**WHAT TO WORK ON:** Each record is to be given again precisely as written.
======== RECORDS FOR PROCESSING ========
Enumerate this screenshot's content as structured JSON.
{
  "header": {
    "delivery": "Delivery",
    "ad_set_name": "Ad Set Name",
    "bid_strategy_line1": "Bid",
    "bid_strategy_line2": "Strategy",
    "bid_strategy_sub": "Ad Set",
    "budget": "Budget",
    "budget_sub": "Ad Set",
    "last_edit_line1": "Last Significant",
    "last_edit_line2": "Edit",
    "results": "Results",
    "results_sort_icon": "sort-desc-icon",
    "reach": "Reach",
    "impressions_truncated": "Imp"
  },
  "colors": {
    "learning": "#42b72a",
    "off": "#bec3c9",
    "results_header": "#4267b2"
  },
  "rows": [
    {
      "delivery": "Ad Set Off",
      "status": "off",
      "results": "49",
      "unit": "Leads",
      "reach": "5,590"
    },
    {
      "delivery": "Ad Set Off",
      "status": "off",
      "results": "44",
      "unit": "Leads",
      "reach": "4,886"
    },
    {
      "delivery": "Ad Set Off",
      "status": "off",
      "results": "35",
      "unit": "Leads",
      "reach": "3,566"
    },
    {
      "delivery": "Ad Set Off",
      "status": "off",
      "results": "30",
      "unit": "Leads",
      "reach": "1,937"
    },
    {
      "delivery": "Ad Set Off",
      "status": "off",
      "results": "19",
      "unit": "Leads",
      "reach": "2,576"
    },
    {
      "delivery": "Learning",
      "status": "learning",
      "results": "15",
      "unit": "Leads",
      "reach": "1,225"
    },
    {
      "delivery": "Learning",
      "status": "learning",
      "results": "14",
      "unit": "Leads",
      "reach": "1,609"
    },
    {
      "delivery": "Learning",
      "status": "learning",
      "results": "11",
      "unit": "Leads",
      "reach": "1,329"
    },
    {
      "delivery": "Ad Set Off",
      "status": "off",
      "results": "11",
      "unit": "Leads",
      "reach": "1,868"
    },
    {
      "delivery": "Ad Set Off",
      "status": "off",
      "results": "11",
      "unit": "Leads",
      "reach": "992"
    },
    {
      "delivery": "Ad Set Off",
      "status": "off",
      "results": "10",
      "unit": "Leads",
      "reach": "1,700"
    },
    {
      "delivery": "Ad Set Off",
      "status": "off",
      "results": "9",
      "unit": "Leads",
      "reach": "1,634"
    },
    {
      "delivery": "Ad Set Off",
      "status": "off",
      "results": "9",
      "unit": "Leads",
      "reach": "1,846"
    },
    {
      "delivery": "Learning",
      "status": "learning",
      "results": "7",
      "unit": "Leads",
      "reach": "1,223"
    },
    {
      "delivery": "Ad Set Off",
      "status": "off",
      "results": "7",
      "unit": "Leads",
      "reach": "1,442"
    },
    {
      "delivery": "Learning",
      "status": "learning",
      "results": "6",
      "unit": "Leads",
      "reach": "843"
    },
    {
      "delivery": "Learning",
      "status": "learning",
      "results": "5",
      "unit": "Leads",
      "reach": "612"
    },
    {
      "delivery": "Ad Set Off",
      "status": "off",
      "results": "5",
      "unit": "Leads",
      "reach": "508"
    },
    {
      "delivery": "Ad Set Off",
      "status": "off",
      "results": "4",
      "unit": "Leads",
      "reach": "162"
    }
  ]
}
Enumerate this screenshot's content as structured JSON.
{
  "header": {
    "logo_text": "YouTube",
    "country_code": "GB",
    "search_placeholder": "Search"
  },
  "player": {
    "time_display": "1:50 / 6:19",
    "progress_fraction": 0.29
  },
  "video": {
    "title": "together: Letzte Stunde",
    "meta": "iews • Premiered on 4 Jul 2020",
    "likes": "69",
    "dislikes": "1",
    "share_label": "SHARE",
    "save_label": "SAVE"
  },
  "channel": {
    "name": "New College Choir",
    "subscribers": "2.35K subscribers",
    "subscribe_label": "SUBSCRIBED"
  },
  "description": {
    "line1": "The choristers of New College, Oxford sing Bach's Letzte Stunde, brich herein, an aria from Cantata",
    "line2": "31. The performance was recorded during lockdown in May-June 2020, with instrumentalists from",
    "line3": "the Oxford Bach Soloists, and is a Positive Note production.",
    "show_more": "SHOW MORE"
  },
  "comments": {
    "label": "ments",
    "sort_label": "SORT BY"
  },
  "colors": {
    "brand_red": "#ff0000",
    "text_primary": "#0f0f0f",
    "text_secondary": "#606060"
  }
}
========
**RESULT OF THIS TASK:**
Enumerate this screenshot's content as structured JSON.
{
  "header": {
    "delivery": "Delivery",
    "ad_set_name": "Ad Set Name",
    "bid_strategy_line1": "Bid",
    "bid_strategy_line2": "Strategy",
    "bid_strategy_sub": "Ad Set",
    "budget": "Budget",
    "budget_sub": "Ad Set",
    "last_edit_line1": "Last Significant",
    "last_edit_line2": "Edit",
    "results": "Results",
    "results_sort_icon": "sort-desc-icon",
    "reach": "Reach",
    "impressions_truncated": "Imp"
  },
  "colors": {
    "learning": "#42b72a",
    "off": "#bec3c9",
    "results_header": "#4267b2"
  },
  "rows": [
    {
      "delivery": "Ad Set Off",
      "status": "off",
      "results": "49",
      "unit": "Leads",
      "reach": "5,590"
    },
    {
      "delivery": "Ad Set Off",
      "status": "off",
      "results": "44",
      "unit": "Leads",
      "reach": "4,886"
    },
    {
      "delivery": "Ad Set Off",
      "status": "off",
      "results": "35",
      "unit": "Leads",
      "reach": "3,566"
    },
    {
      "delivery": "Ad Set Off",
      "status": "off",
      "results": "30",
      "unit": "Leads",
      "reach": "1,937"
    },
    {
      "delivery": "Ad Set Off",
      "status": "off",
      "results": "19",
      "unit": "Leads",
      "reach": "2,576"
    },
    {
      "delivery": "Learning",
      "status": "learning",
      "results": "15",
      "unit": "Leads",
      "reach": "1,225"
    },
    {
      "delivery": "Learning",
      "status": "learning",
      "results": "14",
      "unit": "Leads",
      "reach": "1,609"
    },
    {
      "delivery": "Learning",
      "status": "learning",
      "results": "11",
      "unit": "Leads",
      "reach": "1,329"
    },
    {
      "delivery": "Ad Set Off",
      "status": "off",
      "results": "11",
      "unit": "Leads",
      "reach": "1,868"
    },
    {
      "delivery": "Ad Set Off",
      "status": "off",
      "results": "11",
      "unit": "Leads",
      "reach": "992"
    },
    {
      "delivery": "Ad Set Off",
      "status": "off",
      "results": "10",
      "unit": "Leads",
      "reach": "1,700"
    },
    {
      "delivery": "Ad Set Off",
      "status": "off",
      "results": "9",
      "unit": "Leads",
      "reach": "1,634"
    },
    {
      "delivery": "Ad Set Off",
      "status": "off",
      "results": "9",
      "unit": "Leads",
      "reach": "1,846"
    },
    {
      "delivery": "Learning",
      "status": "learning",
      "results": "7",
      "unit": "Leads",
      "reach": "1,223"
    },
    {
      "delivery": "Ad Set Off",
      "status": "off",
      "results": "7",
      "unit": "Leads",
      "reach": "1,442"
    },
    {
      "delivery": "Learning",
      "status": "learning",
      "results": "6",
      "unit": "Leads",
      "reach": "843"
    },
    {
      "delivery": "Learning",
      "status": "learning",
      "results": "5",
      "unit": "Leads",
      "reach": "612"
    },
    {
      "delivery": "Ad Set Off",
      "status": "off",
      "results": "5",
      "unit": "Leads",
      "reach": "508"
    },
    {
      "delivery": "Ad Set Off",
      "status": "off",
      "results": "4",
      "unit": "Leads",
      "reach": "162"
    }
  ]
}
Enumerate this screenshot's content as structured JSON.
{
  "header": {
    "logo_text": "YouTube",
    "country_code": "GB",
    "search_placeholder": "Search"
  },
  "player": {
    "time_display": "1:50 / 6:19",
    "progress_fraction": 0.29
  },
  "video": {
    "title": "together: Letzte Stunde",
    "meta": "iews • Premiered on 4 Jul 2020",
    "likes": "69",
    "dislikes": "1",
    "share_label": "SHARE",
    "save_label": "SAVE"
  },
  "channel": {
    "name": "New College Choir",
    "subscribers": "2.35K subscribers",
    "subscribe_label": "SUBSCRIBED"
  },
  "description": {
    "line1": "The choristers of New College, Oxford sing Bach's Letzte Stunde, brich herein, an aria from Cantata",
    "line2": "31. The performance was recorded during lockdown in May-June 2020, with instrumentalists from",
    "line3": "the Oxford Bach Soloists, and is a Positive Note production.",
    "show_more": "SHOW MORE"
  },
  "comments": {
    "label": "ments",
    "sort_label": "SORT BY"
  },
  "colors": {
    "brand_red": "#ff0000",
    "text_primary": "#0f0f0f",
    "text_secondary": "#606060"
  }
}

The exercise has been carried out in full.